Skip to main content

ACLU: Amazon's 'Rekognition' Tool Could Be Used Against Protesters, Immigrants

Amazon Rekognition in action. (Image credit: ACLU)

Update,6/04/18, 12:30am PT:

We've updated the article to correct a claim that the Amazon Go use facial recognition to identify its customers. A previous TechCrunch article said that the company's own "Go" stores didn't use facial recognition.

The stores seem to be using cameras primarily to track the movement of products that are for sale. Amazon confirmed to Tom's Hardware that its no-checkout stores don't use facial recognition, but didn't reveal more details about how the system works in time for this update.

Amazon also refuted ACLU's claims that its Rekognition technology would be abused by law enforcement.

Original, 5/23/18, 10:00am PT:

The ACLU said that Amazon has created a “powerful and dangerous new facial recognition system” called “Rekognition” and is actively helping governments deploy it.

Amazon Enters The Surveillance Business

Marketing materials and documents obtained by ACLU affiliates in three states revealed an Amazon product that can readily be used to violate civil liberties and rights, according to the non-profit organization.

Powered by artificial intelligence (AI), Rekognition can identify, track, and analyze people in real-time, and recognize up to 100 people in a single image. It can then scan information it collects against databases featuring tens of millions of faces. The database could be either provided by law enforcement, or Amazon may use its own, depending on how Rekognition has been configured by whoever's using it at the time.

Amazon recently started opening no-checkout stores, where shoppers have their faces scanned from the moment they enter the store. Those face profiles are then associated to people’s credit cards and Amazon accounts, so the company would know who to charge when shoppers exit the stores. This is supposed to make shopping more convenient, but as the ACLU's findings show, the underlying tech can serve other purposes.

According to the documents viewed by the ACLU, Amazon sees law enforcement agencies deploying its facial recognition technology as a “common use case.” The documents also say that the “person tracking” enabled by Rekognition is an “easy and accurate” way to monitor people.

Amazon said in the documents that its technology can identify “people of interest.” The ACLU said this could allow the government to track people it labels “suspicious,” such as black activists or undocumented immigrants. At a time when Americans seem to be joining more (and bigger) protests, Rekognition would allow law enforcement to monitor “all faces in group photos, crowded events, and public places such as airports.”

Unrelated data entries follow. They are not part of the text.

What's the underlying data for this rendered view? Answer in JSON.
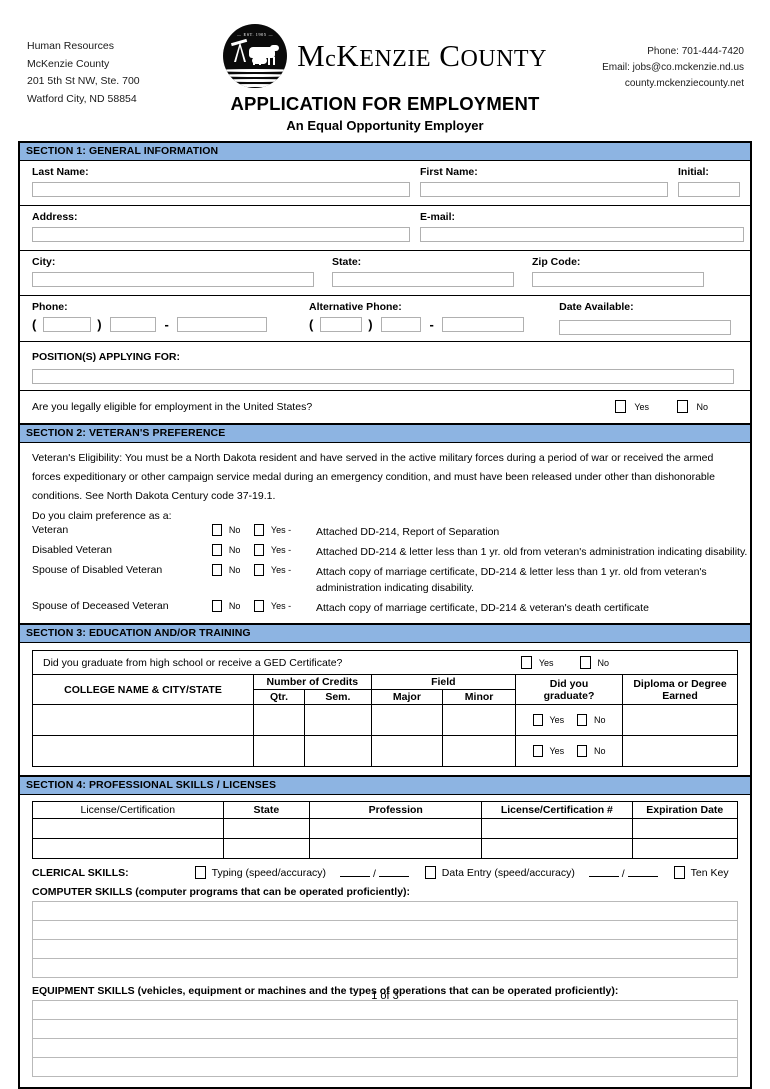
{
  "header": {
    "address_lines": [
      "Human Resources",
      "McKenzie County",
      "201 5th St NW, Ste. 700",
      "Watford City, ND  58854"
    ],
    "contact_lines": [
      "Phone: 701-444-7420",
      "Email: jobs@co.mckenzie.nd.us",
      "county.mckenziecounty.net"
    ],
    "seal_est": "EST. 1905",
    "county_name_mc": "M",
    "county_name_c": "c",
    "county_name_rest_1": "K",
    "county_name_rest_2": "ENZIE",
    "county_name_rest_3": "C",
    "county_name_rest_4": "OUNTY",
    "title": "APPLICATION FOR EMPLOYMENT",
    "subtitle": "An Equal Opportunity Employer"
  },
  "section1": {
    "heading": "SECTION 1:  GENERAL INFORMATION",
    "last_name_label": "Last Name:",
    "first_name_label": "First Name:",
    "initial_label": "Initial:",
    "address_label": "Address:",
    "email_label": "E-mail:",
    "city_label": "City:",
    "state_label": "State:",
    "zip_label": "Zip Code:",
    "phone_label": "Phone:",
    "alt_phone_label": "Alternative Phone:",
    "date_available_label": "Date Available:",
    "paren_open": "(",
    "paren_close": ")",
    "dash": "-",
    "position_label": "POSITION(S) APPLYING FOR:",
    "eligibility_question": "Are you legally eligible for employment in the United States?",
    "yes": "Yes",
    "no": "No"
  },
  "section2": {
    "heading": "SECTION 2:  VETERAN'S PREFERENCE",
    "eligibility_text": "Veteran's Eligibility: You must be a North Dakota resident and have served in the active military forces during a period of war or received the armed forces expeditionary or other campaign service medal during an emergency condition, and must have been released under other than dishonorable conditions. See North Dakota Century code 37-19.1.",
    "claim_label": "Do you claim preference as a:",
    "no": "No",
    "yes_dash": "Yes -",
    "rows": [
      {
        "name": "Veteran",
        "desc": "Attached DD-214, Report of Separation"
      },
      {
        "name": "Disabled Veteran",
        "desc": "Attached DD-214 & letter less than 1 yr. old from veteran's administration indicating disability."
      },
      {
        "name": "Spouse of Disabled Veteran",
        "desc": "Attach copy of marriage certificate, DD-214 & letter less than 1 yr. old from veteran's administration indicating disability."
      },
      {
        "name": "Spouse of Deceased Veteran",
        "desc": "Attach copy of marriage certificate, DD-214 & veteran's death certificate"
      }
    ]
  },
  "section3": {
    "heading": "SECTION 3:  EDUCATION AND/OR TRAINING",
    "grad_question": "Did you graduate from high school or receive a GED Certificate?",
    "yes": "Yes",
    "no": "No",
    "col_college": "COLLEGE NAME & CITY/STATE",
    "col_credits": "Number of Credits",
    "col_qtr": "Qtr.",
    "col_sem": "Sem.",
    "col_field": "Field",
    "col_major": "Major",
    "col_minor": "Minor",
    "col_graduate_1": "Did you",
    "col_graduate_2": "graduate?",
    "col_diploma_1": "Diploma or Degree",
    "col_diploma_2": "Earned",
    "row_count": 2
  },
  "section4": {
    "heading": "SECTION 4:  PROFESSIONAL SKILLS / LICENSES",
    "col_license": "License/Certification",
    "col_state": "State",
    "col_profession": "Profession",
    "col_license_num": "License/Certification #",
    "col_expiration": "Expiration Date",
    "row_count": 2,
    "clerical_label": "CLERICAL SKILLS:",
    "typing_label": "Typing (speed/accuracy)",
    "data_entry_label": "Data Entry (speed/accuracy)",
    "ten_key_label": "Ten Key",
    "slash": "/",
    "computer_skills_label": "COMPUTER SKILLS (computer programs that can be operated proficiently):",
    "computer_skill_lines": 4,
    "equipment_skills_label": "EQUIPMENT SKILLS (vehicles, equipment or machines and the types of operations that can be operated proficiently):",
    "equipment_skill_lines": 4
  },
  "footer": {
    "page_label": "1 of 3"
  },
  "colors": {
    "section_header_blue": "#8db4e2",
    "border_black": "#000000",
    "input_border": "#b0b0b0"
  }
}
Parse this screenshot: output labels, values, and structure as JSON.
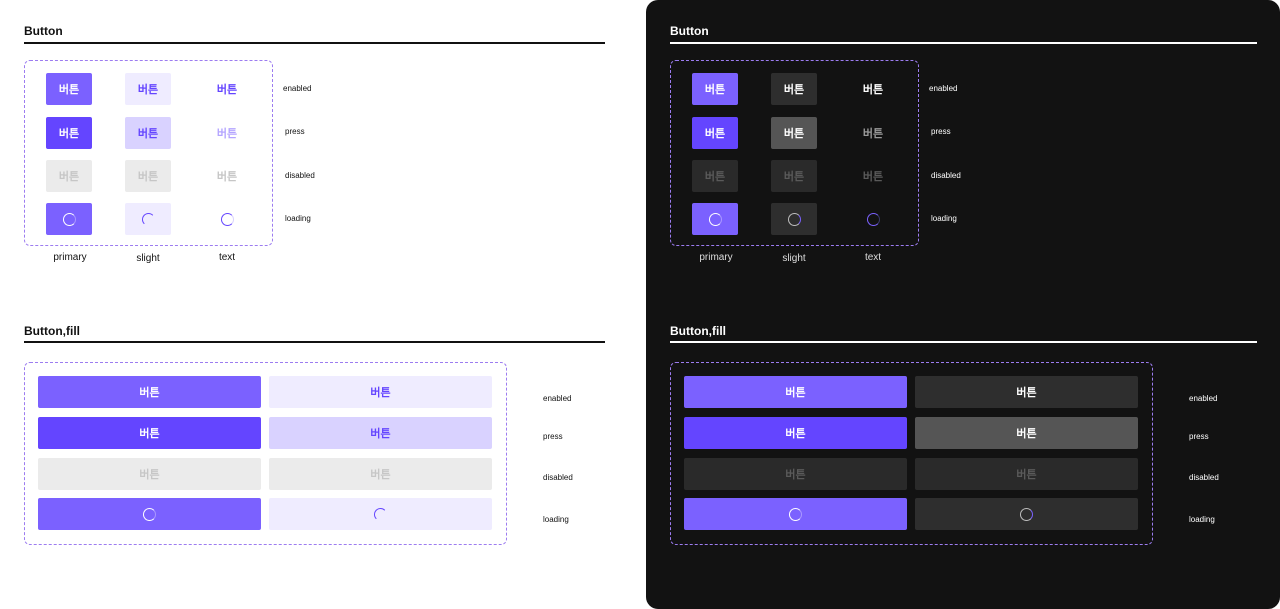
{
  "colors": {
    "accent": "#7b61ff",
    "accent_press": "#6445ff",
    "dashed_border": "#9c7cf0",
    "dark_bg": "#121212"
  },
  "sections": {
    "button_title": "Button",
    "fill_title": "Button,fill"
  },
  "button_label": "버튼",
  "states": {
    "enabled": "enabled",
    "press": "press",
    "disabled": "disabled",
    "loading": "loading"
  },
  "columns": {
    "primary": "primary",
    "slight": "slight",
    "text": "text"
  },
  "light": {
    "title": "Button",
    "fill_title": "Button,fill"
  },
  "dark": {
    "title": "Button",
    "fill_title": "Button,fill"
  }
}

Demand That Amazon Stops Selling Surveillance Technology To Governments

The ACLU and a group of other civil rights organizations demanded that Amazon stop selling its Rekognition technology to governments. Amazon lists the city of Orlando, Florida, and the Washington County Sheriff’s Office in Oregon among the governmental agencies that use Rekognition.

The ACLU worries that eventually the police body cameras, which were originally meant to be used as a tool of government transparency, could be turned back on the citizens. The technology could the police officers to determine in real-time who has joined a protest, for instance. The police could also see in real-time who of the people they see during their work hours is an undocumented immigrant.

The ACLU believes that free citizens should be able to walk down the street without being constantly monitored and immediately identified by the government. That would be a system similar to the one that has already been implemented in China, and millions of Chinese citizens have already been negatively impacted by it.

Lucian Armasu
Lucian Armasu is a Contributing Writer for Tom's Hardware US. He covers software news and the issues surrounding privacy and security.